• The Burundian government committed to strengthening human rights protections and made progress in certain areas, such as initiatives to address gender-based violence and proposals for judicial reforms. However, the justice system remained weak and under-resourced and suffered from political interference and allegations of corruption. Impunity for human rights abuses, particularly by state agents and youth of the ruling party, was a dominant concern. Most cases of extrajudicial killings and other acts of political violence between 2010 and 2012 remained unresolved. Police shot dead nine religious worshippers and severely beat many others near Businde, Kayanza province, in March 2013. Journalists and civil society activists encountered intimidation by the government, which accused them of siding with the opposition. In June 2013, President Pierre Nkurunziza promulgated a new press law severely curtailing media freedoms.

  • Followers of Eusébie Ngendakumana, watched over by the police, listen to the Burundian Interior Minister’s speech at Kigarama, near Businde, Kayanza province, on March 12, 2013.

    The Burundian government committed to strengthening human rights protections and made progress in certain areas, such as initiatives to address gender-based violence. A five-day national debate on the justice sector produced a set of recommendations on judicial reforms. However, the justice system remained weak and under-resourced and suffered from political interference and allegations of corruption.

Reports

Burundi

  • Apr 17, 2014
  • Mar 28, 2014
  • Nov 10, 2013
    Somali authorities should order a new, impartial, and transparent investigation into an alleged gang-rape by African Union (AU) soldiers. The case has been marred by mismanagement, opacity, and the harassment of the female rape survivor and support service providers.
  • Jul 26, 2013
    The survivors of a brutal police assault on a religious group in northern Burundi that caused nine deaths are still waiting for justice four months later. The police commander who ordered the assault, who was arrested but has been released from custody, should not escape justice for his role in the incident.
  • Jun 6, 2013
    Human Rights Watch deeply regrets that Burundi rejected all recommendations to fight impunity for extra-judicial killings. HRW remains particularly concerned at the lack of progress in bringing to justice perpetrators of extrajudicial killings and other acts of political violence since 2010.
  • Jun 3, 2013

    The decision by the National Communication Council to suspend the readers’ forum of the Burundian newspaper Iwacu infringes on the right to freedom of expression. The government should lift the suspension and allow the newspaper to resume publication of its readers’ comments page.

  • Apr 25, 2013

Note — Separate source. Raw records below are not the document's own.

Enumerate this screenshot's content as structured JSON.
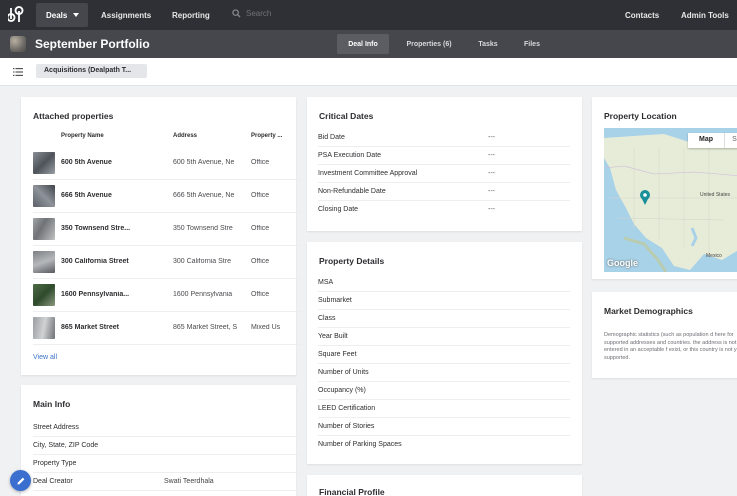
{
  "nav": {
    "deals": "Deals",
    "assignments": "Assignments",
    "reporting": "Reporting",
    "search_placeholder": "Search",
    "contacts": "Contacts",
    "admin_tools": "Admin Tools"
  },
  "header": {
    "title": "September Portfolio",
    "tabs": [
      "Deal Info",
      "Properties (6)",
      "Tasks",
      "Files"
    ]
  },
  "breadcrumb": {
    "label": "Acquisitions (Dealpath T..."
  },
  "attached": {
    "title": "Attached properties",
    "columns": [
      "Property Name",
      "Address",
      "Property ..."
    ],
    "rows": [
      {
        "name": "600 5th Avenue",
        "address": "600 5th Avenue, Ne",
        "type": "Office"
      },
      {
        "name": "666 5th Avenue",
        "address": "666 5th Avenue, Ne",
        "type": "Office"
      },
      {
        "name": "350 Townsend Stre...",
        "address": "350 Townsend Stre",
        "type": "Office"
      },
      {
        "name": "300 California Street",
        "address": "300 California Stre",
        "type": "Office"
      },
      {
        "name": "1600 Pennsylvania...",
        "address": "1600 Pennsylvania",
        "type": "Office"
      },
      {
        "name": "865 Market Street",
        "address": "865 Market Street, S",
        "type": "Mixed Us"
      }
    ],
    "view_all": "View all"
  },
  "main_info": {
    "title": "Main Info",
    "rows": [
      {
        "label": "Street Address",
        "value": ""
      },
      {
        "label": "City, State, ZIP Code",
        "value": ""
      },
      {
        "label": "Property Type",
        "value": ""
      },
      {
        "label": "Deal Creator",
        "value": "Swati Teerdhala"
      }
    ]
  },
  "critical_dates": {
    "title": "Critical Dates",
    "rows": [
      {
        "label": "Bid Date",
        "value": "---"
      },
      {
        "label": "PSA Execution Date",
        "value": "---"
      },
      {
        "label": "Investment Committee Approval",
        "value": "---"
      },
      {
        "label": "Non-Refundable Date",
        "value": "---"
      },
      {
        "label": "Closing Date",
        "value": "---"
      }
    ]
  },
  "property_details": {
    "title": "Property Details",
    "rows": [
      "MSA",
      "Submarket",
      "Class",
      "Year Built",
      "Square Feet",
      "Number of Units",
      "Occupancy (%)",
      "LEED Certification",
      "Number of Stories",
      "Number of Parking Spaces"
    ]
  },
  "financial_profile": {
    "title": "Financial Profile"
  },
  "property_location": {
    "title": "Property Location",
    "map_btn": "Map",
    "sat_btn": "S",
    "google": "Google",
    "label_united_states": "United States",
    "label_mexico": "Mexico"
  },
  "market_demographics": {
    "title": "Market Demographics",
    "text": "Demographic statistics (such as population d here for supported addresses and countries. the address is not entered in an acceptable f exist, or this country is not yet supported."
  },
  "colors": {
    "topnav": "#2e3035",
    "subheader": "#45474d",
    "link": "#3b72c8",
    "fab": "#3a6fd0"
  }
}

    Letter to President Pierre Nkurunziza

    Human Rights Watch urges President Pierre Nkurunziza not to sign the new media law adopted by the Senate on April 19, 2013, and to prevent it from being enacted in its current form. Human Rights Watch urges him instead to send it back to Parliament for amendment and ensure that the final version restores media freedoms, in line with Burundi’s national and international commitments.

  • Apr 12, 2013

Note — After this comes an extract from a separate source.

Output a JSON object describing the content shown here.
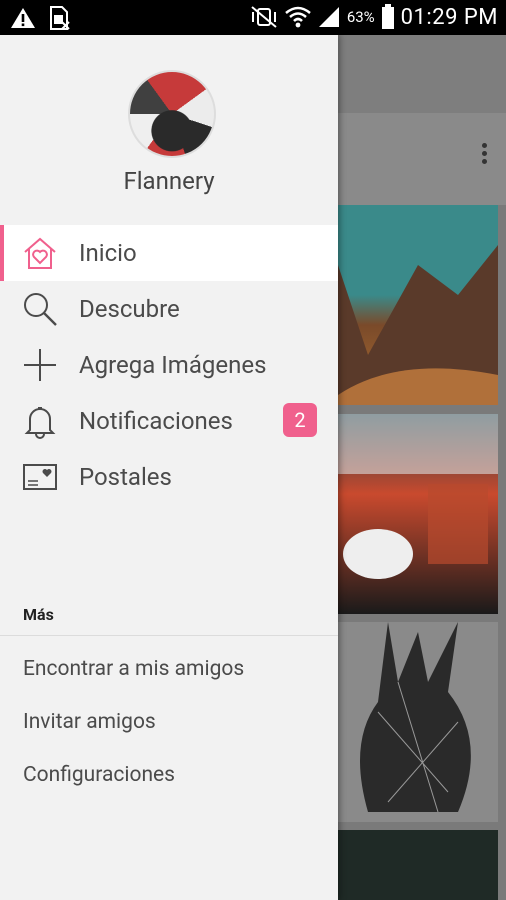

    The adoption of a new media law by Burundi’s National Assembly on April 3, 2013, is an attempt to curtail free speech and independent journalism. The Senate and president should reject this version of the draft law, which would undermine Burundians’ hard-won struggle for fundamental freedoms.

  • Dec 30, 2012
  • Oct 26, 2012

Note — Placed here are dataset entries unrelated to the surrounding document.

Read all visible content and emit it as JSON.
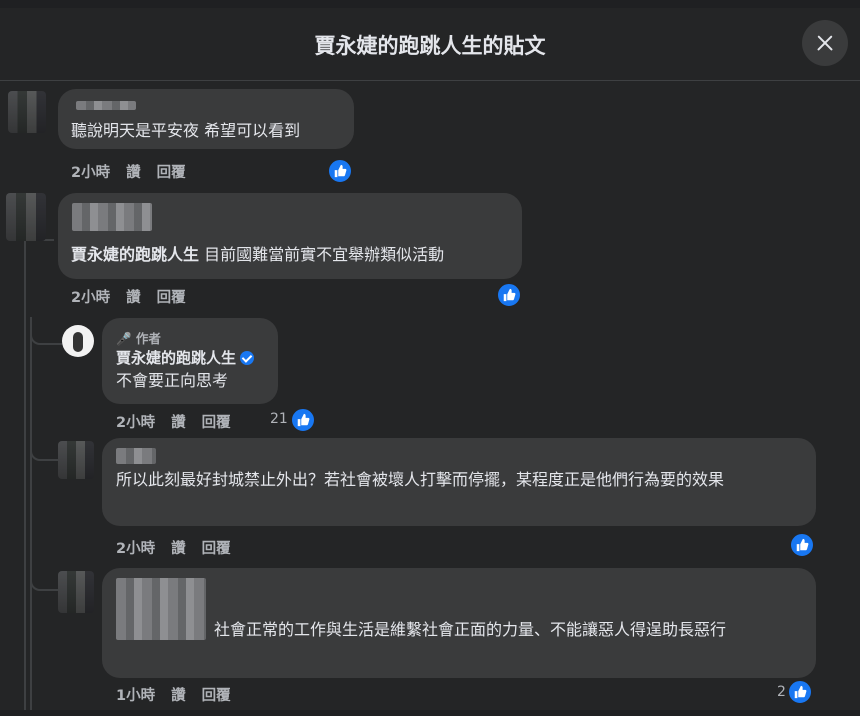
{
  "modal": {
    "title": "賈永婕的跑跳人生的貼文"
  },
  "actions": {
    "like": "讚",
    "reply": "回覆"
  },
  "comments": [
    {
      "text": "聽說明天是平安夜 希望可以看到",
      "time": "2小時"
    },
    {
      "mention": "賈永婕的跑跳人生",
      "text": " 目前國難當前實不宜舉辦類似活動",
      "time": "2小時"
    },
    {
      "author_tag": "作者",
      "name": "賈永婕的跑跳人生",
      "text": "不會要正向思考",
      "time": "2小時",
      "likes": "21"
    },
    {
      "text": "所以此刻最好封城禁止外出？若社會被壞人打擊而停擺，某程度正是他們行為要的效果",
      "time": "2小時"
    },
    {
      "text": "社會正常的工作與生活是維繫社會正面的力量、不能讓惡人得逞助長惡行",
      "time": "1小時",
      "likes": "2"
    }
  ]
}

    The conference in Geneva on October 29-30, 2012, bringing together the Burundian government, foreign governments, development partners, civil society organizations and other interlocutors, is an opportunity for the Burundian government and donors alike to prioritize human rights reforms and make concrete commitments to the protection of human rights.